> [Exercise goal]
Nothing in the records should be altered; retype them all exactly.

(Stored data)
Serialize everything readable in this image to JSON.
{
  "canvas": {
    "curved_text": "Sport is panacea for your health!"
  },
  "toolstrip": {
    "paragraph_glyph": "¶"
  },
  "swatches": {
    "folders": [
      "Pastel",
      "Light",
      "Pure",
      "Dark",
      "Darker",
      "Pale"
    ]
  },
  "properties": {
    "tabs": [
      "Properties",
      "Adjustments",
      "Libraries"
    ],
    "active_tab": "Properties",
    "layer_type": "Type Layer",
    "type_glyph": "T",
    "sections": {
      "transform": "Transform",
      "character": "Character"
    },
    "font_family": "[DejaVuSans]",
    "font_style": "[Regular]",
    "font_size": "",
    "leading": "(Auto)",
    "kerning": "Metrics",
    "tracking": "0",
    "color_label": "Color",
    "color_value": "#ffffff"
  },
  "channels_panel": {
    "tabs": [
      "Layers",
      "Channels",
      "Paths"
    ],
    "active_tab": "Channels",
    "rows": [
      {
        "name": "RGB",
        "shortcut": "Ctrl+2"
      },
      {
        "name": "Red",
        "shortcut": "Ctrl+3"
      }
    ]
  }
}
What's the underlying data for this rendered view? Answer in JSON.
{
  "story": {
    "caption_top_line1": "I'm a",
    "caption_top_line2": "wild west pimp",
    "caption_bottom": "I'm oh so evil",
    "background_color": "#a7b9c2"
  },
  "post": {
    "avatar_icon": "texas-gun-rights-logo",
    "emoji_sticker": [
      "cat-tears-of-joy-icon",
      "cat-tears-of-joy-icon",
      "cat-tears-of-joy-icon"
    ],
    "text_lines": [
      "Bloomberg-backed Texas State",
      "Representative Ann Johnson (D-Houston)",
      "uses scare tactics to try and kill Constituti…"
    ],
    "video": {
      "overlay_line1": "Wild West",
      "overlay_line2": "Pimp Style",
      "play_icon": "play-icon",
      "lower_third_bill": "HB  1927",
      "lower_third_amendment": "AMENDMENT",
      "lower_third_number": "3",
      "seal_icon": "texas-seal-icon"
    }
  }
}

> [Solution below]
Serialize everything readable in this image to JSON.
{
  "canvas": {
    "curved_text": "Sport is panacea for your health!"
  },
  "toolstrip": {
    "paragraph_glyph": "¶"
  },
  "swatches": {
    "folders": [
      "Pastel",
      "Light",
      "Pure",
      "Dark",
      "Darker",
      "Pale"
    ]
  },
  "properties": {
    "tabs": [
      "Properties",
      "Adjustments",
      "Libraries"
    ],
    "active_tab": "Properties",
    "layer_type": "Type Layer",
    "type_glyph": "T",
    "sections": {
      "transform": "Transform",
      "character": "Character"
    },
    "font_family": "[DejaVuSans]",
    "font_style": "[Regular]",
    "font_size": "",
    "leading": "(Auto)",
    "kerning": "Metrics",
    "tracking": "0",
    "color_label": "Color",
    "color_value": "#ffffff"
  },
  "channels_panel": {
    "tabs": [
      "Layers",
      "Channels",
      "Paths"
    ],
    "active_tab": "Channels",
    "rows": [
      {
        "name": "RGB",
        "shortcut": "Ctrl+2"
      },
      {
        "name": "Red",
        "shortcut": "Ctrl+3"
      }
    ]
  }
}
What's the underlying data for this rendered view? Answer in JSON.
{
  "story": {
    "caption_top_line1": "I'm a",
    "caption_top_line2": "wild west pimp",
    "caption_bottom": "I'm oh so evil",
    "background_color": "#a7b9c2"
  },
  "post": {
    "avatar_icon": "texas-gun-rights-logo",
    "emoji_sticker": [
      "cat-tears-of-joy-icon",
      "cat-tears-of-joy-icon",
      "cat-tears-of-joy-icon"
    ],
    "text_lines": [
      "Bloomberg-backed Texas State",
      "Representative Ann Johnson (D-Houston)",
      "uses scare tactics to try and kill Constituti…"
    ],
    "video": {
      "overlay_line1": "Wild West",
      "overlay_line2": "Pimp Style",
      "play_icon": "play-icon",
      "lower_third_bill": "HB  1927",
      "lower_third_amendment": "AMENDMENT",
      "lower_third_number": "3",
      "seal_icon": "texas-seal-icon"
    }
  }
}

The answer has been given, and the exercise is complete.